THE RECORDS below:
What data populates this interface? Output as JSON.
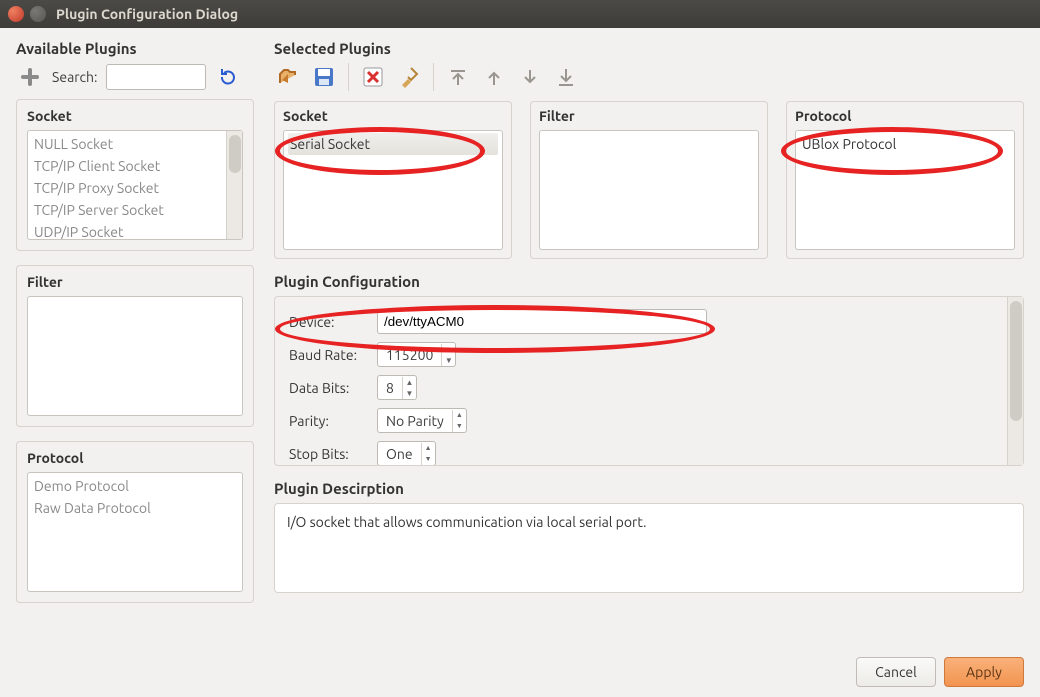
{
  "titlebar": {
    "title": "Plugin Configuration Dialog"
  },
  "left": {
    "available_heading": "Available Plugins",
    "search_label": "Search:",
    "socket": {
      "title": "Socket",
      "items": [
        "NULL Socket",
        "TCP/IP Client Socket",
        "TCP/IP Proxy Socket",
        "TCP/IP Server Socket",
        "UDP/IP Socket"
      ]
    },
    "filter": {
      "title": "Filter",
      "items": []
    },
    "protocol": {
      "title": "Protocol",
      "items": [
        "Demo Protocol",
        "Raw Data Protocol"
      ]
    }
  },
  "right": {
    "selected_heading": "Selected Plugins",
    "socket": {
      "title": "Socket",
      "items": [
        "Serial Socket"
      ],
      "selected_index": 0
    },
    "filter": {
      "title": "Filter",
      "items": []
    },
    "protocol": {
      "title": "Protocol",
      "items": [
        "UBlox Protocol"
      ]
    }
  },
  "config": {
    "heading": "Plugin Configuration",
    "device_label": "Device:",
    "device_value": "/dev/ttyACM0",
    "baud_label": "Baud Rate:",
    "baud_value": "115200",
    "databits_label": "Data Bits:",
    "databits_value": "8",
    "parity_label": "Parity:",
    "parity_value": "No Parity",
    "stopbits_label": "Stop Bits:",
    "stopbits_value": "One"
  },
  "description": {
    "heading": "Plugin Descirption",
    "text": "I/O socket that allows communication via local serial port."
  },
  "buttons": {
    "cancel": "Cancel",
    "apply": "Apply"
  }
}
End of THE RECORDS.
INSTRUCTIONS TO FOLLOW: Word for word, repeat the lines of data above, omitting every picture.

WRITTEN SOLUTION:
What data populates this interface? Output as JSON.
{
  "titlebar": {
    "title": "Plugin Configuration Dialog"
  },
  "left": {
    "available_heading": "Available Plugins",
    "search_label": "Search:",
    "socket": {
      "title": "Socket",
      "items": [
        "NULL Socket",
        "TCP/IP Client Socket",
        "TCP/IP Proxy Socket",
        "TCP/IP Server Socket",
        "UDP/IP Socket"
      ]
    },
    "filter": {
      "title": "Filter",
      "items": []
    },
    "protocol": {
      "title": "Protocol",
      "items": [
        "Demo Protocol",
        "Raw Data Protocol"
      ]
    }
  },
  "right": {
    "selected_heading": "Selected Plugins",
    "socket": {
      "title": "Socket",
      "items": [
        "Serial Socket"
      ],
      "selected_index": 0
    },
    "filter": {
      "title": "Filter",
      "items": []
    },
    "protocol": {
      "title": "Protocol",
      "items": [
        "UBlox Protocol"
      ]
    }
  },
  "config": {
    "heading": "Plugin Configuration",
    "device_label": "Device:",
    "device_value": "/dev/ttyACM0",
    "baud_label": "Baud Rate:",
    "baud_value": "115200",
    "databits_label": "Data Bits:",
    "databits_value": "8",
    "parity_label": "Parity:",
    "parity_value": "No Parity",
    "stopbits_label": "Stop Bits:",
    "stopbits_value": "One"
  },
  "description": {
    "heading": "Plugin Descirption",
    "text": "I/O socket that allows communication via local serial port."
  },
  "buttons": {
    "cancel": "Cancel",
    "apply": "Apply"
  }
}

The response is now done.